(DIRECTIONS FOR THIS TASK) Please retype the records below exactly as they appear, but leave out the pictures.

(TASK INPUTS)
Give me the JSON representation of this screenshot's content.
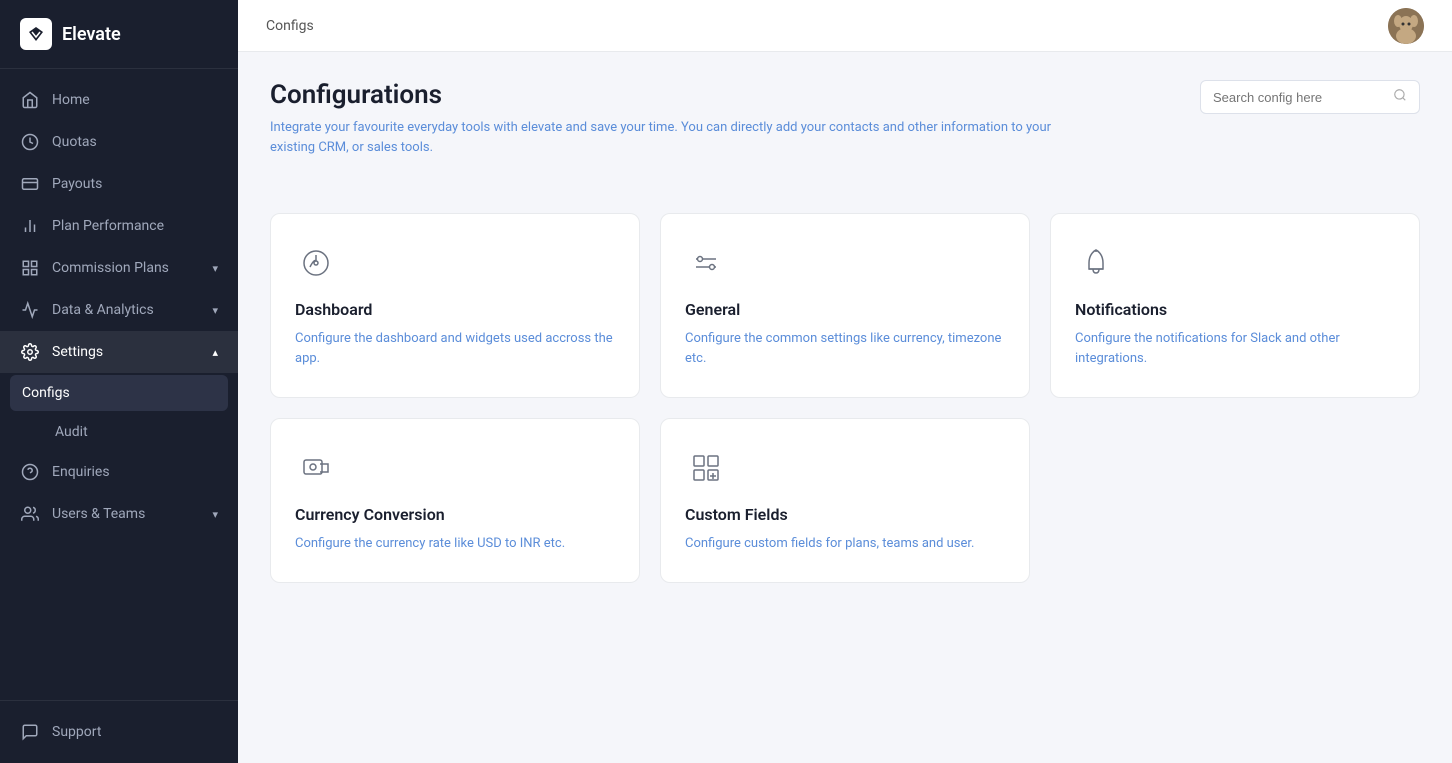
{
  "app": {
    "name": "Elevate"
  },
  "breadcrumb": "Configs",
  "page": {
    "title": "Configurations",
    "subtitle": "Integrate your favourite everyday tools with elevate and save your time. You can directly add your contacts and other information to your existing CRM, or sales tools.",
    "search_placeholder": "Search config here"
  },
  "sidebar": {
    "items": [
      {
        "id": "home",
        "label": "Home",
        "icon": "home-icon",
        "active": false
      },
      {
        "id": "quotas",
        "label": "Quotas",
        "icon": "quotas-icon",
        "active": false
      },
      {
        "id": "payouts",
        "label": "Payouts",
        "icon": "payouts-icon",
        "active": false
      },
      {
        "id": "plan-performance",
        "label": "Plan Performance",
        "icon": "chart-icon",
        "active": false
      },
      {
        "id": "commission-plans",
        "label": "Commission Plans",
        "icon": "commission-icon",
        "active": false,
        "has_chevron": true
      },
      {
        "id": "data-analytics",
        "label": "Data & Analytics",
        "icon": "analytics-icon",
        "active": false,
        "has_chevron": true
      },
      {
        "id": "settings",
        "label": "Settings",
        "icon": "settings-icon",
        "active": true,
        "has_chevron": true
      },
      {
        "id": "configs",
        "label": "Configs",
        "sub": true,
        "active": true
      },
      {
        "id": "audit",
        "label": "Audit",
        "sub": true,
        "active": false
      },
      {
        "id": "enquiries",
        "label": "Enquiries",
        "icon": "enquiries-icon",
        "active": false
      },
      {
        "id": "users-teams",
        "label": "Users & Teams",
        "icon": "users-icon",
        "active": false,
        "has_chevron": true
      }
    ],
    "bottom": [
      {
        "id": "support",
        "label": "Support",
        "icon": "support-icon"
      }
    ]
  },
  "cards": [
    {
      "id": "dashboard",
      "title": "Dashboard",
      "description": "Configure the dashboard and widgets used accross the app.",
      "icon": "dashboard-icon"
    },
    {
      "id": "general",
      "title": "General",
      "description": "Configure the common settings like currency, timezone etc.",
      "icon": "general-icon"
    },
    {
      "id": "notifications",
      "title": "Notifications",
      "description": "Configure the notifications for Slack and other integrations.",
      "icon": "notifications-icon"
    },
    {
      "id": "currency-conversion",
      "title": "Currency Conversion",
      "description": "Configure the currency rate like USD to INR etc.",
      "icon": "currency-icon"
    },
    {
      "id": "custom-fields",
      "title": "Custom Fields",
      "description": "Configure custom fields for plans, teams and user.",
      "icon": "custom-fields-icon"
    }
  ]
}
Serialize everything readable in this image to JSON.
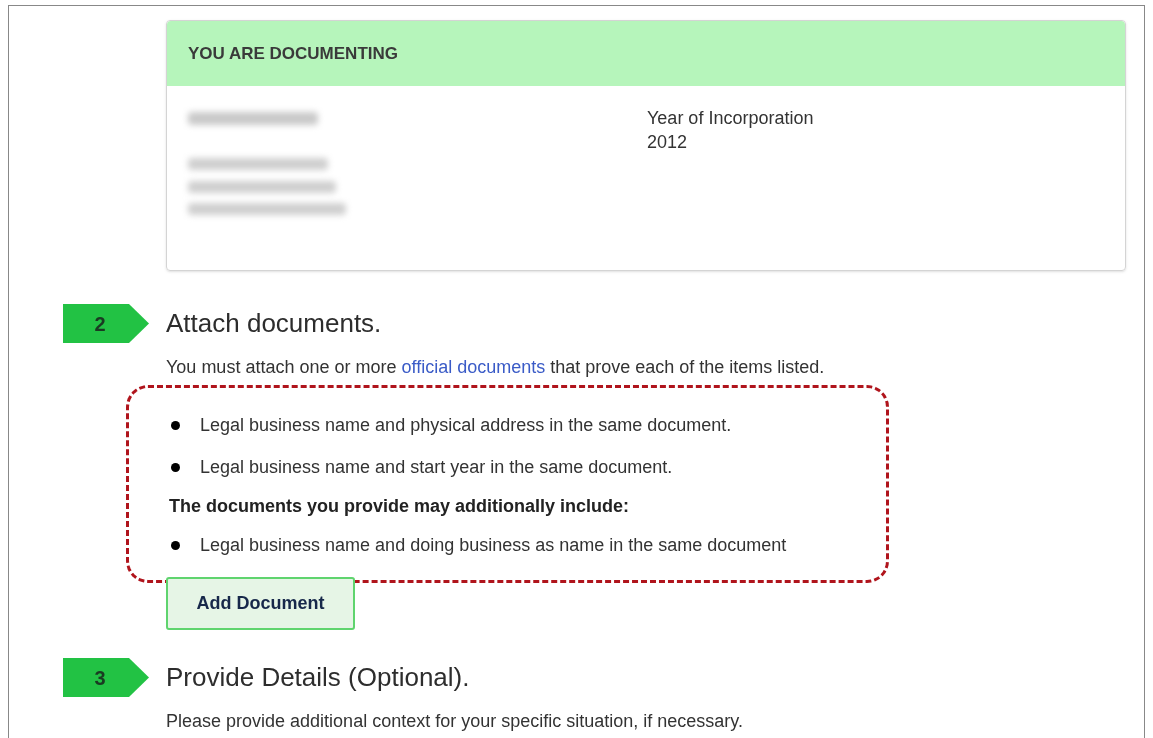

(OUTPUT OF THE TASK)
Give me the JSON representation of this screenshot's content.
{
  "app": {
    "name": "Elevate"
  },
  "breadcrumb": "Configs",
  "page": {
    "title": "Configurations",
    "subtitle": "Integrate your favourite everyday tools with elevate and save your time. You can directly add your contacts and other information to your existing CRM, or sales tools.",
    "search_placeholder": "Search config here"
  },
  "sidebar": {
    "items": [
      {
        "id": "home",
        "label": "Home",
        "icon": "home-icon",
        "active": false
      },
      {
        "id": "quotas",
        "label": "Quotas",
        "icon": "quotas-icon",
        "active": false
      },
      {
        "id": "payouts",
        "label": "Payouts",
        "icon": "payouts-icon",
        "active": false
      },
      {
        "id": "plan-performance",
        "label": "Plan Performance",
        "icon": "chart-icon",
        "active": false
      },
      {
        "id": "commission-plans",
        "label": "Commission Plans",
        "icon": "commission-icon",
        "active": false,
        "has_chevron": true
      },
      {
        "id": "data-analytics",
        "label": "Data & Analytics",
        "icon": "analytics-icon",
        "active": false,
        "has_chevron": true
      },
      {
        "id": "settings",
        "label": "Settings",
        "icon": "settings-icon",
        "active": true,
        "has_chevron": true
      },
      {
        "id": "configs",
        "label": "Configs",
        "sub": true,
        "active": true
      },
      {
        "id": "audit",
        "label": "Audit",
        "sub": true,
        "active": false
      },
      {
        "id": "enquiries",
        "label": "Enquiries",
        "icon": "enquiries-icon",
        "active": false
      },
      {
        "id": "users-teams",
        "label": "Users & Teams",
        "icon": "users-icon",
        "active": false,
        "has_chevron": true
      }
    ],
    "bottom": [
      {
        "id": "support",
        "label": "Support",
        "icon": "support-icon"
      }
    ]
  },
  "cards": [
    {
      "id": "dashboard",
      "title": "Dashboard",
      "description": "Configure the dashboard and widgets used accross the app.",
      "icon": "dashboard-icon"
    },
    {
      "id": "general",
      "title": "General",
      "description": "Configure the common settings like currency, timezone etc.",
      "icon": "general-icon"
    },
    {
      "id": "notifications",
      "title": "Notifications",
      "description": "Configure the notifications for Slack and other integrations.",
      "icon": "notifications-icon"
    },
    {
      "id": "currency-conversion",
      "title": "Currency Conversion",
      "description": "Configure the currency rate like USD to INR etc.",
      "icon": "currency-icon"
    },
    {
      "id": "custom-fields",
      "title": "Custom Fields",
      "description": "Configure custom fields for plans, teams and user.",
      "icon": "custom-fields-icon"
    }
  ]
}
Serialize everything readable in this image to JSON.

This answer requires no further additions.